Your goal: I need each line of the entries below that includes the string "Mandatory".
==========
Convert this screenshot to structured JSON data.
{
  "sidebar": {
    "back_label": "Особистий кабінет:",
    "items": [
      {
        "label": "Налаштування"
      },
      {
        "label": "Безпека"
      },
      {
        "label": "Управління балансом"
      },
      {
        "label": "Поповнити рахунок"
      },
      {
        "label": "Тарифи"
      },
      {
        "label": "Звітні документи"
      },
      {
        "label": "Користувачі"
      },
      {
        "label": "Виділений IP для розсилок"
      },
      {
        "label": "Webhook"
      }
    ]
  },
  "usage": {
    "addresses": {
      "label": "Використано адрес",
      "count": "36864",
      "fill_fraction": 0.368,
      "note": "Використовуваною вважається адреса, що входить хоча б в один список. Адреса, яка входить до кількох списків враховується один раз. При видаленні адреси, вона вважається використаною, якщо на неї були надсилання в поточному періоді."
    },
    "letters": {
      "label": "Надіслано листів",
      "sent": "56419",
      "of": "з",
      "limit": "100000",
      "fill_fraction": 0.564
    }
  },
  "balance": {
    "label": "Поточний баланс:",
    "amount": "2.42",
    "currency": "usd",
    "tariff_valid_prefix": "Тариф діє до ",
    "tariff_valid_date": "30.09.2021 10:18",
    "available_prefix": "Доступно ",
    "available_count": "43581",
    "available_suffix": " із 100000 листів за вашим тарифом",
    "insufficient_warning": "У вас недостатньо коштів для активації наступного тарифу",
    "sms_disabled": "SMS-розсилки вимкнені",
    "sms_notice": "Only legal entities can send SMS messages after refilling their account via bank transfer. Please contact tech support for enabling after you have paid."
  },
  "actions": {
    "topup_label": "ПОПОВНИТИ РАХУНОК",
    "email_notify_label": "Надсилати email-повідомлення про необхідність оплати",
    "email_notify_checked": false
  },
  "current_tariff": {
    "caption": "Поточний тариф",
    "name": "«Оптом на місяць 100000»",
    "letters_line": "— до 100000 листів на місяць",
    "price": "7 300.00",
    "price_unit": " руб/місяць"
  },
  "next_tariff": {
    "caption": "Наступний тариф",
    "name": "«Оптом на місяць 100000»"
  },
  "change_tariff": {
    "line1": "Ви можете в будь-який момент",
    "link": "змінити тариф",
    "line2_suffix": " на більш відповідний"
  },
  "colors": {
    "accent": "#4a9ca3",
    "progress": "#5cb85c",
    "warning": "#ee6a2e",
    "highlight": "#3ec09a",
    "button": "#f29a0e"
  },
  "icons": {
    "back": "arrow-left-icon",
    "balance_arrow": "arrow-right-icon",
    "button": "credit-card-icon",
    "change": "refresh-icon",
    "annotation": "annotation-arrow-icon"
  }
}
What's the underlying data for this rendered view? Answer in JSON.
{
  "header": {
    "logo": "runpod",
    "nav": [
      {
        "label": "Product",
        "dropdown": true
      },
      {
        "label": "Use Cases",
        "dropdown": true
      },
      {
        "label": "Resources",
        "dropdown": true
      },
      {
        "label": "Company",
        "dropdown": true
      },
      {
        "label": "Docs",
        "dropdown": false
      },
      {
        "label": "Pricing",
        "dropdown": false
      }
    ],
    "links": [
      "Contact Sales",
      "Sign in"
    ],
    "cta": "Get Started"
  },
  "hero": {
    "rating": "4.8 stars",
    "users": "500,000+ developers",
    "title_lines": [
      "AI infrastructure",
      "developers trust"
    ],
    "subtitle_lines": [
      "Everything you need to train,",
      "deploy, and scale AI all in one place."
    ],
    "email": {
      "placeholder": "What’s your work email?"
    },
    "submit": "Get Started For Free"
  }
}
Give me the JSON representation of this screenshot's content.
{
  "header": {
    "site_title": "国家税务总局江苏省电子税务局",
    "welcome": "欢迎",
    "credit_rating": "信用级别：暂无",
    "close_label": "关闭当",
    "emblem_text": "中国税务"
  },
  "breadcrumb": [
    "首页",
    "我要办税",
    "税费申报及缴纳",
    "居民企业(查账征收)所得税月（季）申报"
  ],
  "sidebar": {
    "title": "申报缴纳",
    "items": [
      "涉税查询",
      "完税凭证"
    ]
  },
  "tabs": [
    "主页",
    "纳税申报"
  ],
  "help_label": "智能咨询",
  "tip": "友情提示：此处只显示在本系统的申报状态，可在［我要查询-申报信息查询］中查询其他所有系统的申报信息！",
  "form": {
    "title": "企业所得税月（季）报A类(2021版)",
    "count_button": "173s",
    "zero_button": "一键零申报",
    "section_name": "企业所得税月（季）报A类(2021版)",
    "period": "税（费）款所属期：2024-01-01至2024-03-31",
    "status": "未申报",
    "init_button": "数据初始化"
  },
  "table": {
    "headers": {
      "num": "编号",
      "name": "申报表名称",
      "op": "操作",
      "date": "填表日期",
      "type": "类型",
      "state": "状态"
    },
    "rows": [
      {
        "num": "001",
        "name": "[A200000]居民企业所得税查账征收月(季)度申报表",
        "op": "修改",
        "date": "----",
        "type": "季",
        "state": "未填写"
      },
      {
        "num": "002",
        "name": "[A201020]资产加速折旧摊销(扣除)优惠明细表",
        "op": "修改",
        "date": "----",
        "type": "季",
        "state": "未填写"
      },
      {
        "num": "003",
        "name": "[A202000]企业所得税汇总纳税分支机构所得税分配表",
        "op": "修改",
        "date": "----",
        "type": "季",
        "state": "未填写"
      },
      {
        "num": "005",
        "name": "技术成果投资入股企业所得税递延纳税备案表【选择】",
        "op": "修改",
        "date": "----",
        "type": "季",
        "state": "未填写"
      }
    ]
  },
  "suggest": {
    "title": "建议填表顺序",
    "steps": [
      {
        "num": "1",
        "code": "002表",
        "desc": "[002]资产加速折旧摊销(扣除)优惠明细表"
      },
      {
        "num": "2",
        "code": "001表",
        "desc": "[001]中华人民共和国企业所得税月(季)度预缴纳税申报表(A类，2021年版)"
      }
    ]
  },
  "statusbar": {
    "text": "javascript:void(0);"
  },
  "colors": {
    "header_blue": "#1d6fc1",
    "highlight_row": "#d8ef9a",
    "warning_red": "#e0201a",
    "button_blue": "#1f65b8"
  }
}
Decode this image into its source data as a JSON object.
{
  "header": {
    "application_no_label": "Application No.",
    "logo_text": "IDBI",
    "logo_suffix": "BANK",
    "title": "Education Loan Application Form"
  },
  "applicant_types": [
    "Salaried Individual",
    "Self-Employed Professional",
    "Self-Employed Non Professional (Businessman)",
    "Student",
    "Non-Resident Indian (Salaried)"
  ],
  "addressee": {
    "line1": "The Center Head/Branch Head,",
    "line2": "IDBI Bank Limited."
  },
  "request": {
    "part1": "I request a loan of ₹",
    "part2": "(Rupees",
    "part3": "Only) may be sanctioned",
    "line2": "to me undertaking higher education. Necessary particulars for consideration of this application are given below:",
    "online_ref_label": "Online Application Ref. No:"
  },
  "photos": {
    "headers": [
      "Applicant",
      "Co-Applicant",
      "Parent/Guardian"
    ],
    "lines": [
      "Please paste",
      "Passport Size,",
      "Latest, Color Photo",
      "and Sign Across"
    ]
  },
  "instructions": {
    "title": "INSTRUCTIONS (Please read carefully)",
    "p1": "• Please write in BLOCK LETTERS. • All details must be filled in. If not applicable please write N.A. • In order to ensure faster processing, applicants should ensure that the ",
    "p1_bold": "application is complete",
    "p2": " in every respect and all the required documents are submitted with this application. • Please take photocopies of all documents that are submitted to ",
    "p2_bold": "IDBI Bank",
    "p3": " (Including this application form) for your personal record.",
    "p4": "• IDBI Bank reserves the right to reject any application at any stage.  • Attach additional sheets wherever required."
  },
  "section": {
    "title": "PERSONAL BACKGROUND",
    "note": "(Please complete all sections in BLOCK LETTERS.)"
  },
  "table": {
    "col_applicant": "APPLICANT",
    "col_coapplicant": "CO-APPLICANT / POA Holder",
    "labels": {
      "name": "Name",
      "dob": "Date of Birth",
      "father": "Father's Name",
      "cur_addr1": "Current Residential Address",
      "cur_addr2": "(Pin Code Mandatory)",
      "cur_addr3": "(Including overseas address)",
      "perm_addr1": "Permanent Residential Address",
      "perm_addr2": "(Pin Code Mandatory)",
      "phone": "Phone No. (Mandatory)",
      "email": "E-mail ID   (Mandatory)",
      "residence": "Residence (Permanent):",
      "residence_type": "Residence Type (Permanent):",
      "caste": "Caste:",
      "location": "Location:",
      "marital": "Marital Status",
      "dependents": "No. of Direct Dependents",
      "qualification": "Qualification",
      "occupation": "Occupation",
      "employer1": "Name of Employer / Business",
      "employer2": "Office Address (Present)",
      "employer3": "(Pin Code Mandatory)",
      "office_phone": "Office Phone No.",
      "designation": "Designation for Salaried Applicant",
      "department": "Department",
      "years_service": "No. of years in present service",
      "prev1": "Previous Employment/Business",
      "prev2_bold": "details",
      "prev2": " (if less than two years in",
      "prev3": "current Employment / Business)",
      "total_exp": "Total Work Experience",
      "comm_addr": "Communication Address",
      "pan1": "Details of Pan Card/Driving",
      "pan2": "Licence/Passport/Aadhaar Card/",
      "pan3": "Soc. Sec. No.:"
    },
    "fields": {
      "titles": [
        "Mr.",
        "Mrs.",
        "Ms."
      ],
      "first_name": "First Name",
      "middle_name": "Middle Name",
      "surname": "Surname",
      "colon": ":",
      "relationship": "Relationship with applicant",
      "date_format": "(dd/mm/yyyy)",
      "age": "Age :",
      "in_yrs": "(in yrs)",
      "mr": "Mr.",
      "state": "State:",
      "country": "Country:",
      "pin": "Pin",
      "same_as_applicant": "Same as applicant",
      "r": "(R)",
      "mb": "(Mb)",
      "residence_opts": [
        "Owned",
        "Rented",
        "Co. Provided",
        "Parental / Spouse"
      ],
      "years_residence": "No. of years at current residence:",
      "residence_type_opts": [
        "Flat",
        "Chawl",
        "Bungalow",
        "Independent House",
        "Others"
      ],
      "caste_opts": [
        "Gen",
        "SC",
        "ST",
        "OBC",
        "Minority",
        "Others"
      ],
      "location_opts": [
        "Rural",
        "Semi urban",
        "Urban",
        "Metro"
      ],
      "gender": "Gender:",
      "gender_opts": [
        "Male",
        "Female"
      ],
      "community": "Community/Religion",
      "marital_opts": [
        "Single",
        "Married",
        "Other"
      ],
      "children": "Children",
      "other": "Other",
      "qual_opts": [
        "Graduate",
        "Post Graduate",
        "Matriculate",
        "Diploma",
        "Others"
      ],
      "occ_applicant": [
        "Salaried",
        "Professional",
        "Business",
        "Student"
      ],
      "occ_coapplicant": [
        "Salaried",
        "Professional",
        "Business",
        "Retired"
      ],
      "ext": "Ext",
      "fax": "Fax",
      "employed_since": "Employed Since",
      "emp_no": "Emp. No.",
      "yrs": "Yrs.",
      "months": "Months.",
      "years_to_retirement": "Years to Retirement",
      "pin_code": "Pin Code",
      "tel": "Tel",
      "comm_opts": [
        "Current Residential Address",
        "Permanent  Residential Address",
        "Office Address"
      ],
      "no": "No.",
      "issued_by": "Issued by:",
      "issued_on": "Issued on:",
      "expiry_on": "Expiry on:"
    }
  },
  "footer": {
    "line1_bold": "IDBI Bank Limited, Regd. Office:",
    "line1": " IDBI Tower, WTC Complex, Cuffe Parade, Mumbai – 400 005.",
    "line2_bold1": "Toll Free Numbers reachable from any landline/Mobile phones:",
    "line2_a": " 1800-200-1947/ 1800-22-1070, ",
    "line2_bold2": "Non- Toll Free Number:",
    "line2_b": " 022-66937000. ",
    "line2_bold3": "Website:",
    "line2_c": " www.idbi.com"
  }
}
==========
Reply to the task:
      "cur_addr2": "(Pin Code Mandatory)",
      "perm_addr2": "(Pin Code Mandatory)",
      "phone": "Phone No. (Mandatory)",
      "email": "E-mail ID   (Mandatory)",
      "employer3": "(Pin Code Mandatory)",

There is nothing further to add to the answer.